### What is being asked
Go through the data below and copy each line where the word "Read" occurs.

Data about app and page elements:

# # # # # # #

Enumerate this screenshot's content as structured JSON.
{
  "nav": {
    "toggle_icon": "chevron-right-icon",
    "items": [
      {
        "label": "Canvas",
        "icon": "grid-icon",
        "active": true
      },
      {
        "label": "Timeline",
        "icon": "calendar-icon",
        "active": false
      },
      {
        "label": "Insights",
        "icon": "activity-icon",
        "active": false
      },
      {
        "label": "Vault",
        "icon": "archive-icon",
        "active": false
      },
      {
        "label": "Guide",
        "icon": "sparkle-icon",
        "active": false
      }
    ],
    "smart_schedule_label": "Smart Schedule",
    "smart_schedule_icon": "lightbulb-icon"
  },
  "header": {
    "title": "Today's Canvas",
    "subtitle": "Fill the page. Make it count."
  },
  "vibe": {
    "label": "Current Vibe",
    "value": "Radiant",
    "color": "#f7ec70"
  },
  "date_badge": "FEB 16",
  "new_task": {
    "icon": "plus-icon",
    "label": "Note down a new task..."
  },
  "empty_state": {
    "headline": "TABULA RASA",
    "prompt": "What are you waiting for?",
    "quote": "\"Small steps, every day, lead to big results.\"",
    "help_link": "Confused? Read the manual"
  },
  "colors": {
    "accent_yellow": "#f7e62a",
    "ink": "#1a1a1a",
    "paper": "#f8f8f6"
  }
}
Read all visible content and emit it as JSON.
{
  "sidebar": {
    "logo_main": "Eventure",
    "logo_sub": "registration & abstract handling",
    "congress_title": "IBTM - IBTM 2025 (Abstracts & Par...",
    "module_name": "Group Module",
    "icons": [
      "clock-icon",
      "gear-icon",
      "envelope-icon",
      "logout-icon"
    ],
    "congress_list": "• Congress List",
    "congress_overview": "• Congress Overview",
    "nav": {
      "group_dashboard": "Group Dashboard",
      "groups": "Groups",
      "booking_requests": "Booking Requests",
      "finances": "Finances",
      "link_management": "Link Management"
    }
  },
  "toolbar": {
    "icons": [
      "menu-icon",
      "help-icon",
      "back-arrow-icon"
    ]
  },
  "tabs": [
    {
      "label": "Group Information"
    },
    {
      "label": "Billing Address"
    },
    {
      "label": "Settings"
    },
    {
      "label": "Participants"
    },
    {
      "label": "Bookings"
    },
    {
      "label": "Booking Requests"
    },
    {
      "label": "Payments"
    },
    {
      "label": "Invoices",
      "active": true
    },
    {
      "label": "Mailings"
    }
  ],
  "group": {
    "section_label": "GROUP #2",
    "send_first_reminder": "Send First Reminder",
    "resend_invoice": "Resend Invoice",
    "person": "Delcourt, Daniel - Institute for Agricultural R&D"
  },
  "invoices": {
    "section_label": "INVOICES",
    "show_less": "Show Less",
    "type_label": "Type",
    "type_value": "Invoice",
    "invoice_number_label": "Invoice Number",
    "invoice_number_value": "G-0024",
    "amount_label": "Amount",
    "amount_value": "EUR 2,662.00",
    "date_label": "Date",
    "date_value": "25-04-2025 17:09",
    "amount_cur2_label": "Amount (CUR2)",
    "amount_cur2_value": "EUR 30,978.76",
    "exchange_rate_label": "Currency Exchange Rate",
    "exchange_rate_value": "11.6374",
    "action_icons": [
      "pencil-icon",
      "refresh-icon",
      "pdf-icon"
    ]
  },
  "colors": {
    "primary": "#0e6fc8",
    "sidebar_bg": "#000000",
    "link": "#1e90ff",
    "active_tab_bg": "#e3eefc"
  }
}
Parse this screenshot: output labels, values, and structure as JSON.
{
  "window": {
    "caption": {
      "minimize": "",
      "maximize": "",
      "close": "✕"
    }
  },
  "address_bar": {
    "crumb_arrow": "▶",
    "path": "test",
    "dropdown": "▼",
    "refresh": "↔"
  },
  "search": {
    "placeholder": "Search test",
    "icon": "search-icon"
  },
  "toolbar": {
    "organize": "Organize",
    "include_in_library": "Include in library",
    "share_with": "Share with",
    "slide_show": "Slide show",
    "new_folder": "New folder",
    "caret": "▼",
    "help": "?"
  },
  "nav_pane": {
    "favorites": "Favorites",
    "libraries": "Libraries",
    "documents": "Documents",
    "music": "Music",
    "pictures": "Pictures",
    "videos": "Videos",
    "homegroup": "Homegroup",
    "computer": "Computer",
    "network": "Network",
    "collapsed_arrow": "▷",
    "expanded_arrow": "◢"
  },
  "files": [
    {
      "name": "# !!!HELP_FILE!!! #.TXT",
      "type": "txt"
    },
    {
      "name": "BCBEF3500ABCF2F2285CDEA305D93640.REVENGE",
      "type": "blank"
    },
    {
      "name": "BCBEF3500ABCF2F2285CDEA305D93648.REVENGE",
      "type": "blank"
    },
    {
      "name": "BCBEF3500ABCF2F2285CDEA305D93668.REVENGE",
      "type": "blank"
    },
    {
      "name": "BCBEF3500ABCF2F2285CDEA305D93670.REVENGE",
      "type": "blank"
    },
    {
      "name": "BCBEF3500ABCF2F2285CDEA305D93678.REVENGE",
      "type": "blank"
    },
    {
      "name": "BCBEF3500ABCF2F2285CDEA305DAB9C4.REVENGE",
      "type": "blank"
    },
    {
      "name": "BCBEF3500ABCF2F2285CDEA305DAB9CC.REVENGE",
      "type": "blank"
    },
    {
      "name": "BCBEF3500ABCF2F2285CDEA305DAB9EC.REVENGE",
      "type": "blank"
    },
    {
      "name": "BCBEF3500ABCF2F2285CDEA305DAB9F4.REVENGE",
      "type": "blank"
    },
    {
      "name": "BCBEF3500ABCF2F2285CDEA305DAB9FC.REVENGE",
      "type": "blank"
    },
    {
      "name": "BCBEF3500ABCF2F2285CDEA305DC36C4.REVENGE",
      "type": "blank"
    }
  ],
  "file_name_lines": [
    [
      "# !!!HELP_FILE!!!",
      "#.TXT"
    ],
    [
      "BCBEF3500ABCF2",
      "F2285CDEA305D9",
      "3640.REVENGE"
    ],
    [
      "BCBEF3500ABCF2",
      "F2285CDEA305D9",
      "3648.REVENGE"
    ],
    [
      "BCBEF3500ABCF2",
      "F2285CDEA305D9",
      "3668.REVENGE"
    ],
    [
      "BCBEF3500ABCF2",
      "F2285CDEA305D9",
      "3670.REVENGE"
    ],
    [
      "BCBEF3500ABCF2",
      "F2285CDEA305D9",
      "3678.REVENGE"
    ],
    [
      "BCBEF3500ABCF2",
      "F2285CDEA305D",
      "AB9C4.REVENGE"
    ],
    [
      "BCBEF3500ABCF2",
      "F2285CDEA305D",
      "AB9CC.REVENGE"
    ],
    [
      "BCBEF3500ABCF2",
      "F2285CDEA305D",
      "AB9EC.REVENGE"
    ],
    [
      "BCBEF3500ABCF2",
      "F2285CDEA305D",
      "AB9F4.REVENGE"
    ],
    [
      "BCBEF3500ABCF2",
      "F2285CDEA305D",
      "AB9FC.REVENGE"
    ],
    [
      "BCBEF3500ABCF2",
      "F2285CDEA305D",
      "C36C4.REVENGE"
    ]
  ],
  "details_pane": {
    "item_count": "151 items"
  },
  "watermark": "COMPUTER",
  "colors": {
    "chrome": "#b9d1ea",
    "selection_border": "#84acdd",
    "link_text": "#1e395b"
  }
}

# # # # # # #

### Solved problem
    "help_link": "Confused? Read the manual"
Read all visible content and emit it as JSON.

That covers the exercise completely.